### [Exercise goal]
The required output is all lines below that contain the word "this".

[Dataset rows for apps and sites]
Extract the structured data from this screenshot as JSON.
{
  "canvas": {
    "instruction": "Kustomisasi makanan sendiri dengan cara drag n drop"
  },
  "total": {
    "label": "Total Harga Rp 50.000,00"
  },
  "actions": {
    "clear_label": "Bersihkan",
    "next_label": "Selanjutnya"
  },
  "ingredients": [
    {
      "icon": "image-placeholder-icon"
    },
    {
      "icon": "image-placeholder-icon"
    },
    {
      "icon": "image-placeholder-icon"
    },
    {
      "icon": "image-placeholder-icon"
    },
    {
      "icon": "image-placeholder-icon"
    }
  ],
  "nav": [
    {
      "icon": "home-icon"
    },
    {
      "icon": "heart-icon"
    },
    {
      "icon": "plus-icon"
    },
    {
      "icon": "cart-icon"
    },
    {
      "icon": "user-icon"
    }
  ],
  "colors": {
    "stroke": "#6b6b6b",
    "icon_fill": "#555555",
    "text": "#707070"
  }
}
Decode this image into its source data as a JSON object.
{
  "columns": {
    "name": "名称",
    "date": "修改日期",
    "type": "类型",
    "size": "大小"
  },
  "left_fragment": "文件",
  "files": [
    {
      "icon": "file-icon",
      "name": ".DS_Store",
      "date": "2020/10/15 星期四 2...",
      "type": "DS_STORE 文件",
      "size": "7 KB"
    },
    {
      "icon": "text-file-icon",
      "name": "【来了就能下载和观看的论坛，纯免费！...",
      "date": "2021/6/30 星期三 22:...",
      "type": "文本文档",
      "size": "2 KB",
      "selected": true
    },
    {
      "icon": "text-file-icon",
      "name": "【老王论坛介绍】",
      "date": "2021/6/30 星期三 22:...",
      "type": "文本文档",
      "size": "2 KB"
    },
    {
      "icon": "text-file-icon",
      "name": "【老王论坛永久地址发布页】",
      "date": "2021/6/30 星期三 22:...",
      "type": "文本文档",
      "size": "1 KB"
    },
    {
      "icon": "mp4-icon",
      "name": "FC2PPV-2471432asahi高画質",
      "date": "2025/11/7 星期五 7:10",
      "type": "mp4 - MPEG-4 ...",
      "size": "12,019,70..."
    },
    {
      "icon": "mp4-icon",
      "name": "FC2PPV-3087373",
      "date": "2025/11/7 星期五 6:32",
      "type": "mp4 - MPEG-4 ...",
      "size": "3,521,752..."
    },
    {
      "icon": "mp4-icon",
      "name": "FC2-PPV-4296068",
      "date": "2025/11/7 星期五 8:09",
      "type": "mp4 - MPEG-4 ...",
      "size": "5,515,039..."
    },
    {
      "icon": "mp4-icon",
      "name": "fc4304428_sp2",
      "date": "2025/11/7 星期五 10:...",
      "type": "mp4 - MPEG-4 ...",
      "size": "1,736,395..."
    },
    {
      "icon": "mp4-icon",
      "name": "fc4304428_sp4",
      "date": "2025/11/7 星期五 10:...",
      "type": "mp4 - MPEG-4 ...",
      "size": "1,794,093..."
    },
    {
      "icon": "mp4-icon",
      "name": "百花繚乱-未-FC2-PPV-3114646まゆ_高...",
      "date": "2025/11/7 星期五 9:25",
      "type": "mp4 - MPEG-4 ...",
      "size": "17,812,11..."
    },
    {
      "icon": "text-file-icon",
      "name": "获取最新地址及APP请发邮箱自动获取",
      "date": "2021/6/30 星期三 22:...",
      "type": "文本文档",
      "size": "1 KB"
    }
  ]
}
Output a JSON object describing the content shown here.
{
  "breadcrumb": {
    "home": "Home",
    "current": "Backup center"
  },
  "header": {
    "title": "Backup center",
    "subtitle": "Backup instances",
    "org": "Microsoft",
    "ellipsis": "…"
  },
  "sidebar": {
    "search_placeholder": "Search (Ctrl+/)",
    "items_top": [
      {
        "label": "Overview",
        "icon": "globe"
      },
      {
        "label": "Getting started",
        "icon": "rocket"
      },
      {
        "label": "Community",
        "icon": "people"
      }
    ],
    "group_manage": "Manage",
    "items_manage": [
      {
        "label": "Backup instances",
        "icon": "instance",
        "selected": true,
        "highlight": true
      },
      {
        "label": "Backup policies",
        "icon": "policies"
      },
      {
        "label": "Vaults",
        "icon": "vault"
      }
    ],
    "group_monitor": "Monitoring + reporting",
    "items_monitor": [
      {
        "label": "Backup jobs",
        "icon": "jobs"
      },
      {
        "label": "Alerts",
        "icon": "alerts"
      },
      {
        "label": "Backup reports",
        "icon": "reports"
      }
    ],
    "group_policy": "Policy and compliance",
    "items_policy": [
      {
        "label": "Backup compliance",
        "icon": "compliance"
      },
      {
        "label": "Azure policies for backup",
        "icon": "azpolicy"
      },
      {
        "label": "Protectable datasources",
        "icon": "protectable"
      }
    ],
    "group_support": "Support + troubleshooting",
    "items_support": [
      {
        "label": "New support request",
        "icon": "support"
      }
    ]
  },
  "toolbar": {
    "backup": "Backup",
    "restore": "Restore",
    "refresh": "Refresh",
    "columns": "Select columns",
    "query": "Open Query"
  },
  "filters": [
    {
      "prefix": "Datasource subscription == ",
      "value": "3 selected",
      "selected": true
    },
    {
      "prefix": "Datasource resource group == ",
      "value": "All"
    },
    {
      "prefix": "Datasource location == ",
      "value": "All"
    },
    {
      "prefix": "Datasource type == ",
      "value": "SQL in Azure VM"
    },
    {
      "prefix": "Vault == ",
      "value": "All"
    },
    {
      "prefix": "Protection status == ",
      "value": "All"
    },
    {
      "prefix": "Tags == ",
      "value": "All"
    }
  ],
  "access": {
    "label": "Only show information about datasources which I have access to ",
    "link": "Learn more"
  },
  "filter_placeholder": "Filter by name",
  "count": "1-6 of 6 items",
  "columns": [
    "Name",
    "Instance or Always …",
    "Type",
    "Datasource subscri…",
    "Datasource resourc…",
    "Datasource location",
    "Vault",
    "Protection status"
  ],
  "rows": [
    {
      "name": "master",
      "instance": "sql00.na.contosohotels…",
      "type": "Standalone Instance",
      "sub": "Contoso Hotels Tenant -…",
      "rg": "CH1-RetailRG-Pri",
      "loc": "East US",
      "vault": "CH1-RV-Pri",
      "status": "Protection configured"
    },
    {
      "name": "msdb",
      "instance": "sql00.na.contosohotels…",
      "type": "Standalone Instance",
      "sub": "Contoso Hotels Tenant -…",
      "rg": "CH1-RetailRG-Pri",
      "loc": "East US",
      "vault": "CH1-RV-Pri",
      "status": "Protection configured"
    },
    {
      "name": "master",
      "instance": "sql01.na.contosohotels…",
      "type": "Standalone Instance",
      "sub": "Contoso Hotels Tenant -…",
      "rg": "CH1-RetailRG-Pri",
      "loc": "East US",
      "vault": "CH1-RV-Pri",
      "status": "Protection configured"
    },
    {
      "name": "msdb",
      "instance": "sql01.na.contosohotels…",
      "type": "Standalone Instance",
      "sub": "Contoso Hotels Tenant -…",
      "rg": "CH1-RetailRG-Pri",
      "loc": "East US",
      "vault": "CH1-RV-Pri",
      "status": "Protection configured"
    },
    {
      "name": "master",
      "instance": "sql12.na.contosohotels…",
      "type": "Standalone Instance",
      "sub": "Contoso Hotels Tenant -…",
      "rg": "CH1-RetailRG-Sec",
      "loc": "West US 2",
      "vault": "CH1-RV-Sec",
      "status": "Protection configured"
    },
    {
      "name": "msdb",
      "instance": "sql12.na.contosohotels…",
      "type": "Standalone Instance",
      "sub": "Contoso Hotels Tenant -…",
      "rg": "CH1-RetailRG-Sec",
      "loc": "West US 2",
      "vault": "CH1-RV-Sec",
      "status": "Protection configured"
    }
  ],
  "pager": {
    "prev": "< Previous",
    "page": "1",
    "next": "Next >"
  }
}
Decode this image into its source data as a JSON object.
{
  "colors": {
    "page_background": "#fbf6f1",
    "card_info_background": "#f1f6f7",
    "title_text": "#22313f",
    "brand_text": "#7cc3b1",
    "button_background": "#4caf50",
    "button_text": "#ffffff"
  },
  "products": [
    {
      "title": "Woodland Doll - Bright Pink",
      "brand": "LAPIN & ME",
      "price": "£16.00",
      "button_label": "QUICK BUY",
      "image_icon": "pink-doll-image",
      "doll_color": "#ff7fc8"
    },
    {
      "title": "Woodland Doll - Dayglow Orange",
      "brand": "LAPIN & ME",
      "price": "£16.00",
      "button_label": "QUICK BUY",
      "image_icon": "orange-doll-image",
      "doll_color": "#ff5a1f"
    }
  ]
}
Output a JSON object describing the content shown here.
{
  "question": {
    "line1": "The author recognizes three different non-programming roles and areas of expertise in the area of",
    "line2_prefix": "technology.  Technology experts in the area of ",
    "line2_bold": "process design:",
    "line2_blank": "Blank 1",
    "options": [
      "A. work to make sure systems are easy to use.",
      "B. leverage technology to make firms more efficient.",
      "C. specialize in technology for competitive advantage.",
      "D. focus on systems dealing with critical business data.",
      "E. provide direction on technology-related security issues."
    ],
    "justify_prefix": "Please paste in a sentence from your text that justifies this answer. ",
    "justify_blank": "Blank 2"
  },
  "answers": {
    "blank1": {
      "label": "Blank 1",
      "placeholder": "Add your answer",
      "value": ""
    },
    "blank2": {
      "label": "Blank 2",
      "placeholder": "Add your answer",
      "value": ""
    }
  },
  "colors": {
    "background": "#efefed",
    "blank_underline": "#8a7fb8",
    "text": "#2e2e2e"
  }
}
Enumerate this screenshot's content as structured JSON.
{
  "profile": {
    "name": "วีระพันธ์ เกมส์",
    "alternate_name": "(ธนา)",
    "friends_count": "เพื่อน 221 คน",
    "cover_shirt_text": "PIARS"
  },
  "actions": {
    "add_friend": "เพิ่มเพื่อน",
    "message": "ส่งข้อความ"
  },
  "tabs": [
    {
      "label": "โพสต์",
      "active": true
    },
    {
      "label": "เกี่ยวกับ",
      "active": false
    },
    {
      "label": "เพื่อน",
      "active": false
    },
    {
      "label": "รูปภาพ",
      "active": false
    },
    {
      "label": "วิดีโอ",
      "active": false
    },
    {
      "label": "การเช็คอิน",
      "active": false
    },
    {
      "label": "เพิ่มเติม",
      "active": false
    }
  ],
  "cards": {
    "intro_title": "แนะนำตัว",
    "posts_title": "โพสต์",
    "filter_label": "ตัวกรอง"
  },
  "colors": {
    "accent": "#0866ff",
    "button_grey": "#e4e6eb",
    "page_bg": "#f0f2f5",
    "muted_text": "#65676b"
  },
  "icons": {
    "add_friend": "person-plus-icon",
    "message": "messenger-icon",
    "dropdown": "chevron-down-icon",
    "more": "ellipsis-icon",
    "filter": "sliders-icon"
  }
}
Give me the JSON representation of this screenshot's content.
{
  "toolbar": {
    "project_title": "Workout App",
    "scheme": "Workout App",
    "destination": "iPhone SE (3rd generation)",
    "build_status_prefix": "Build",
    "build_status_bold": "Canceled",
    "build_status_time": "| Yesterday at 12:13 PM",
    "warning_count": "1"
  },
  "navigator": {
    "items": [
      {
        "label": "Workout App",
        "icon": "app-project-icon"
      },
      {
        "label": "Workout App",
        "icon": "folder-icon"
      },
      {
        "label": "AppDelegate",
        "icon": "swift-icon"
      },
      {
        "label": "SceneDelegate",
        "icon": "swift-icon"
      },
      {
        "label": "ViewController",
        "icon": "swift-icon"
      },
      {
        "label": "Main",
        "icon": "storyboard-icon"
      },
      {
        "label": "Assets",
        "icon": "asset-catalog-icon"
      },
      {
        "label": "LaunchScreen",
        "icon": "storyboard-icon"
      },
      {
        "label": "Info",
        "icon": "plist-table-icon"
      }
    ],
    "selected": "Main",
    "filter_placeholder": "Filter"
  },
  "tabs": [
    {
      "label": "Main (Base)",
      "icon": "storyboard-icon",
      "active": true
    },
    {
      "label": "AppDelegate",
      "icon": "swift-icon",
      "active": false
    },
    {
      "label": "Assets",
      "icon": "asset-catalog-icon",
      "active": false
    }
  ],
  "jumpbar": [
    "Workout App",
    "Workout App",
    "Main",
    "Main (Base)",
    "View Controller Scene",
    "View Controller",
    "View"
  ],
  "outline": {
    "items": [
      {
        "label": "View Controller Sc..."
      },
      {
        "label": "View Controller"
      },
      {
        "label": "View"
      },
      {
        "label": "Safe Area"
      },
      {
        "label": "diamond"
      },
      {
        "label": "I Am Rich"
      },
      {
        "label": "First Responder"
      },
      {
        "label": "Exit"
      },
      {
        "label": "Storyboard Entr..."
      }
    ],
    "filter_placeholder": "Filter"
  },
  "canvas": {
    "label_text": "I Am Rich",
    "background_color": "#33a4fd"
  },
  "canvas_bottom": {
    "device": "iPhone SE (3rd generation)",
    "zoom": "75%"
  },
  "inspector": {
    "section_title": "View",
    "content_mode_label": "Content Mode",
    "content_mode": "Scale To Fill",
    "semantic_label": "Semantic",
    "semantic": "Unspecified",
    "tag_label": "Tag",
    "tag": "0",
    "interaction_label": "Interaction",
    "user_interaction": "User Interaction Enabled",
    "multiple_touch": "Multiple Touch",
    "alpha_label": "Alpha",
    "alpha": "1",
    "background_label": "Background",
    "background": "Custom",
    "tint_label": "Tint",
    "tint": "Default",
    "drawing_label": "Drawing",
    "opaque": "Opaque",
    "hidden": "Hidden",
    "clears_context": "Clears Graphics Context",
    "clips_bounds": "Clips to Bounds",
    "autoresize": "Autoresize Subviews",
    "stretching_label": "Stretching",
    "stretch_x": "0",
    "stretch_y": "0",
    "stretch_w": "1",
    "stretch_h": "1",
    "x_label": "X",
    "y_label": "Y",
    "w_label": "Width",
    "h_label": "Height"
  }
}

### [Answer box]
Extract the structured data from this screenshot as JSON.
Decode this image into its source data as a JSON object.
Decode this image into its source data as a JSON object.
    "justify_prefix": "Please paste in a sentence from your text that justifies this answer. ",
Enumerate this screenshot's content as structured JSON.
Give me the JSON representation of this screenshot's content.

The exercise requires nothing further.